→ Your goal
Set down all of the records word for word.

=== Material provided ===

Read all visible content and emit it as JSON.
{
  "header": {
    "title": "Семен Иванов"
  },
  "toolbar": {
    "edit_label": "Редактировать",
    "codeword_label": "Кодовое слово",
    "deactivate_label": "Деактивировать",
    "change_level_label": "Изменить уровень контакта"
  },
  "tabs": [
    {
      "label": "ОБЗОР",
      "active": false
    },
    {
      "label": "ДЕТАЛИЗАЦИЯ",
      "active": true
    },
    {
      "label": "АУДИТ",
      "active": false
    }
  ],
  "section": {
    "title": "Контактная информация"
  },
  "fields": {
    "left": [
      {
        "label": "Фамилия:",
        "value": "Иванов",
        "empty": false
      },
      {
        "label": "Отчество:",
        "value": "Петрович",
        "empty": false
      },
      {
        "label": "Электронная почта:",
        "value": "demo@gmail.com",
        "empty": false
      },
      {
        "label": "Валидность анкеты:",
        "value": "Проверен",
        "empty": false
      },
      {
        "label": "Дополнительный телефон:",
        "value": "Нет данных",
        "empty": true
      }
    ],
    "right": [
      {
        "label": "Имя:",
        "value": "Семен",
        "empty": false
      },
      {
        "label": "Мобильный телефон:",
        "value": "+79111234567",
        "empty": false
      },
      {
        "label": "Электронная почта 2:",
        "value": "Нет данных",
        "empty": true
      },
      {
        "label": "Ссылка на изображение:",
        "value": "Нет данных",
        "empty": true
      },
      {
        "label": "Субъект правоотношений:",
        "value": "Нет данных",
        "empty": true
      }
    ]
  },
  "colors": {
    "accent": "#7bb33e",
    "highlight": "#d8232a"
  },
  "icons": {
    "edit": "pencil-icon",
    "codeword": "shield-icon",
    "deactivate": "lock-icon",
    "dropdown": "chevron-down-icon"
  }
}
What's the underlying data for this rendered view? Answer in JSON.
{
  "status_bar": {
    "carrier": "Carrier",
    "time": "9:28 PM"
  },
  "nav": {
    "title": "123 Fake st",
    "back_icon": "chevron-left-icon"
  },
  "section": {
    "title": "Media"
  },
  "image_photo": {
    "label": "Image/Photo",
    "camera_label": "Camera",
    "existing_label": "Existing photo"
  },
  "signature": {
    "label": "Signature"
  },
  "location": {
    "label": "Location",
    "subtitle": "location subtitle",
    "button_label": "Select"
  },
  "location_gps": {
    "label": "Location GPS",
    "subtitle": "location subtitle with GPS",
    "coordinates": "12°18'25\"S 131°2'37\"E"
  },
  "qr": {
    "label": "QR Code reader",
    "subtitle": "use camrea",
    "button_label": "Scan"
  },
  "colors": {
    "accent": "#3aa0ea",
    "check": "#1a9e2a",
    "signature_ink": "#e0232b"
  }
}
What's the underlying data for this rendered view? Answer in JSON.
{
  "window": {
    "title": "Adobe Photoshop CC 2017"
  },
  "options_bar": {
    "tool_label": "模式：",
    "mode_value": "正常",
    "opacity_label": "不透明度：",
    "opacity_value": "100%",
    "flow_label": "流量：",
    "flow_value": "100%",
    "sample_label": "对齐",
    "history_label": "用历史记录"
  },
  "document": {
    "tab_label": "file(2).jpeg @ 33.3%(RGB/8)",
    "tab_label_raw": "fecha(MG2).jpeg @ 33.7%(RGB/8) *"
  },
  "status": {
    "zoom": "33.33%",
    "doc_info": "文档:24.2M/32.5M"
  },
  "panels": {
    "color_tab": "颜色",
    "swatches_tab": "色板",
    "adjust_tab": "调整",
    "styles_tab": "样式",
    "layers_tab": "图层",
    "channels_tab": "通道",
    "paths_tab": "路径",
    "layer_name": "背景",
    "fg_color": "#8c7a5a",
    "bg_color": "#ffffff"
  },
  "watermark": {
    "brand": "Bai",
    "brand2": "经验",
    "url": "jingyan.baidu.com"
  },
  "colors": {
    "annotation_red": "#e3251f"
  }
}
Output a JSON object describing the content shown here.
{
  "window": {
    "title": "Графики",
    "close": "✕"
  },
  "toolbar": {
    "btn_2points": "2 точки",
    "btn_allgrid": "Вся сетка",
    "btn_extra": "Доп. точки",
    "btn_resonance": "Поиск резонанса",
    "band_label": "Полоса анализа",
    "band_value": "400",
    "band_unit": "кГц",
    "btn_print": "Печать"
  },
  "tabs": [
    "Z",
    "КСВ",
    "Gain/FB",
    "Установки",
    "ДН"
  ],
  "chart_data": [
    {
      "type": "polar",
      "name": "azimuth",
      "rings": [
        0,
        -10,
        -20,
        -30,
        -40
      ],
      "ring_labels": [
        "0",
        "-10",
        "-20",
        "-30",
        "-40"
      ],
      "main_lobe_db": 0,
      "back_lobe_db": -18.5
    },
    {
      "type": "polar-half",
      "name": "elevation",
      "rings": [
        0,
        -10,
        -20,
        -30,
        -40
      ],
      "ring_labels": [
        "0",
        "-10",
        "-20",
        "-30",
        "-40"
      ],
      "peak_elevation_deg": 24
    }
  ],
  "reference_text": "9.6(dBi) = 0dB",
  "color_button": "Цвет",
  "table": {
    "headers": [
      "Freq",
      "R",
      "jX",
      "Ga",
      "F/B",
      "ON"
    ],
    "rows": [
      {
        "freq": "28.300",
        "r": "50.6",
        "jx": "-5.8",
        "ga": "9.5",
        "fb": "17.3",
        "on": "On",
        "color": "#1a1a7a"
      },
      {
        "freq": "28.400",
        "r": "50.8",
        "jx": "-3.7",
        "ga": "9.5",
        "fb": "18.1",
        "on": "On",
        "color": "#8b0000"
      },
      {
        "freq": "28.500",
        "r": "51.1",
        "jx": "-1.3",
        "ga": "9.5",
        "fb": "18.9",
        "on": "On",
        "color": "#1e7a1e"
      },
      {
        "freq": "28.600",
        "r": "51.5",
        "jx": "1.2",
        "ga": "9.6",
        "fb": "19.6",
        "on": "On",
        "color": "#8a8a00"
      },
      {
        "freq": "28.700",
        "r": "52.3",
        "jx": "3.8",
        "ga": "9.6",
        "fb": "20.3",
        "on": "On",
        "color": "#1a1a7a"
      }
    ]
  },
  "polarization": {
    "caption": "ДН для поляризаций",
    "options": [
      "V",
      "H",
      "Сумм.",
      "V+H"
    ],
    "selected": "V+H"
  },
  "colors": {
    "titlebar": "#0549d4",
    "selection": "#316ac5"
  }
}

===

→ Answer area
Read all visible content and emit it as JSON.
{
  "header": {
    "title": "Семен Иванов"
  },
  "toolbar": {
    "edit_label": "Редактировать",
    "codeword_label": "Кодовое слово",
    "deactivate_label": "Деактивировать",
    "change_level_label": "Изменить уровень контакта"
  },
  "tabs": [
    {
      "label": "ОБЗОР",
      "active": false
    },
    {
      "label": "ДЕТАЛИЗАЦИЯ",
      "active": true
    },
    {
      "label": "АУДИТ",
      "active": false
    }
  ],
  "section": {
    "title": "Контактная информация"
  },
  "fields": {
    "left": [
      {
        "label": "Фамилия:",
        "value": "Иванов",
        "empty": false
      },
      {
        "label": "Отчество:",
        "value": "Петрович",
        "empty": false
      },
      {
        "label": "Электронная почта:",
        "value": "demo@gmail.com",
        "empty": false
      },
      {
        "label": "Валидность анкеты:",
        "value": "Проверен",
        "empty": false
      },
      {
        "label": "Дополнительный телефон:",
        "value": "Нет данных",
        "empty": true
      }
    ],
    "right": [
      {
        "label": "Имя:",
        "value": "Семен",
        "empty": false
      },
      {
        "label": "Мобильный телефон:",
        "value": "+79111234567",
        "empty": false
      },
      {
        "label": "Электронная почта 2:",
        "value": "Нет данных",
        "empty": true
      },
      {
        "label": "Ссылка на изображение:",
        "value": "Нет данных",
        "empty": true
      },
      {
        "label": "Субъект правоотношений:",
        "value": "Нет данных",
        "empty": true
      }
    ]
  },
  "colors": {
    "accent": "#7bb33e",
    "highlight": "#d8232a"
  },
  "icons": {
    "edit": "pencil-icon",
    "codeword": "shield-icon",
    "deactivate": "lock-icon",
    "dropdown": "chevron-down-icon"
  }
}
What's the underlying data for this rendered view? Answer in JSON.
{
  "status_bar": {
    "carrier": "Carrier",
    "time": "9:28 PM"
  },
  "nav": {
    "title": "123 Fake st",
    "back_icon": "chevron-left-icon"
  },
  "section": {
    "title": "Media"
  },
  "image_photo": {
    "label": "Image/Photo",
    "camera_label": "Camera",
    "existing_label": "Existing photo"
  },
  "signature": {
    "label": "Signature"
  },
  "location": {
    "label": "Location",
    "subtitle": "location subtitle",
    "button_label": "Select"
  },
  "location_gps": {
    "label": "Location GPS",
    "subtitle": "location subtitle with GPS",
    "coordinates": "12°18'25\"S 131°2'37\"E"
  },
  "qr": {
    "label": "QR Code reader",
    "subtitle": "use camrea",
    "button_label": "Scan"
  },
  "colors": {
    "accent": "#3aa0ea",
    "check": "#1a9e2a",
    "signature_ink": "#e0232b"
  }
}
What's the underlying data for this rendered view? Answer in JSON.
{
  "window": {
    "title": "Adobe Photoshop CC 2017"
  },
  "options_bar": {
    "tool_label": "模式：",
    "mode_value": "正常",
    "opacity_label": "不透明度：",
    "opacity_value": "100%",
    "flow_label": "流量：",
    "flow_value": "100%",
    "sample_label": "对齐",
    "history_label": "用历史记录"
  },
  "document": {
    "tab_label": "file(2).jpeg @ 33.3%(RGB/8)",
    "tab_label_raw": "fecha(MG2).jpeg @ 33.7%(RGB/8) *"
  },
  "status": {
    "zoom": "33.33%",
    "doc_info": "文档:24.2M/32.5M"
  },
  "panels": {
    "color_tab": "颜色",
    "swatches_tab": "色板",
    "adjust_tab": "调整",
    "styles_tab": "样式",
    "layers_tab": "图层",
    "channels_tab": "通道",
    "paths_tab": "路径",
    "layer_name": "背景",
    "fg_color": "#8c7a5a",
    "bg_color": "#ffffff"
  },
  "watermark": {
    "brand": "Bai",
    "brand2": "经验",
    "url": "jingyan.baidu.com"
  },
  "colors": {
    "annotation_red": "#e3251f"
  }
}
Output a JSON object describing the content shown here.
{
  "window": {
    "title": "Графики",
    "close": "✕"
  },
  "toolbar": {
    "btn_2points": "2 точки",
    "btn_allgrid": "Вся сетка",
    "btn_extra": "Доп. точки",
    "btn_resonance": "Поиск резонанса",
    "band_label": "Полоса анализа",
    "band_value": "400",
    "band_unit": "кГц",
    "btn_print": "Печать"
  },
  "tabs": [
    "Z",
    "КСВ",
    "Gain/FB",
    "Установки",
    "ДН"
  ],
  "chart_data": [
    {
      "type": "polar",
      "name": "azimuth",
      "rings": [
        0,
        -10,
        -20,
        -30,
        -40
      ],
      "ring_labels": [
        "0",
        "-10",
        "-20",
        "-30",
        "-40"
      ],
      "main_lobe_db": 0,
      "back_lobe_db": -18.5
    },
    {
      "type": "polar-half",
      "name": "elevation",
      "rings": [
        0,
        -10,
        -20,
        -30,
        -40
      ],
      "ring_labels": [
        "0",
        "-10",
        "-20",
        "-30",
        "-40"
      ],
      "peak_elevation_deg": 24
    }
  ],
  "reference_text": "9.6(dBi) = 0dB",
  "color_button": "Цвет",
  "table": {
    "headers": [
      "Freq",
      "R",
      "jX",
      "Ga",
      "F/B",
      "ON"
    ],
    "rows": [
      {
        "freq": "28.300",
        "r": "50.6",
        "jx": "-5.8",
        "ga": "9.5",
        "fb": "17.3",
        "on": "On",
        "color": "#1a1a7a"
      },
      {
        "freq": "28.400",
        "r": "50.8",
        "jx": "-3.7",
        "ga": "9.5",
        "fb": "18.1",
        "on": "On",
        "color": "#8b0000"
      },
      {
        "freq": "28.500",
        "r": "51.1",
        "jx": "-1.3",
        "ga": "9.5",
        "fb": "18.9",
        "on": "On",
        "color": "#1e7a1e"
      },
      {
        "freq": "28.600",
        "r": "51.5",
        "jx": "1.2",
        "ga": "9.6",
        "fb": "19.6",
        "on": "On",
        "color": "#8a8a00"
      },
      {
        "freq": "28.700",
        "r": "52.3",
        "jx": "3.8",
        "ga": "9.6",
        "fb": "20.3",
        "on": "On",
        "color": "#1a1a7a"
      }
    ]
  },
  "polarization": {
    "caption": "ДН для поляризаций",
    "options": [
      "V",
      "H",
      "Сумм.",
      "V+H"
    ],
    "selected": "V+H"
  },
  "colors": {
    "titlebar": "#0549d4",
    "selection": "#316ac5"
  }
}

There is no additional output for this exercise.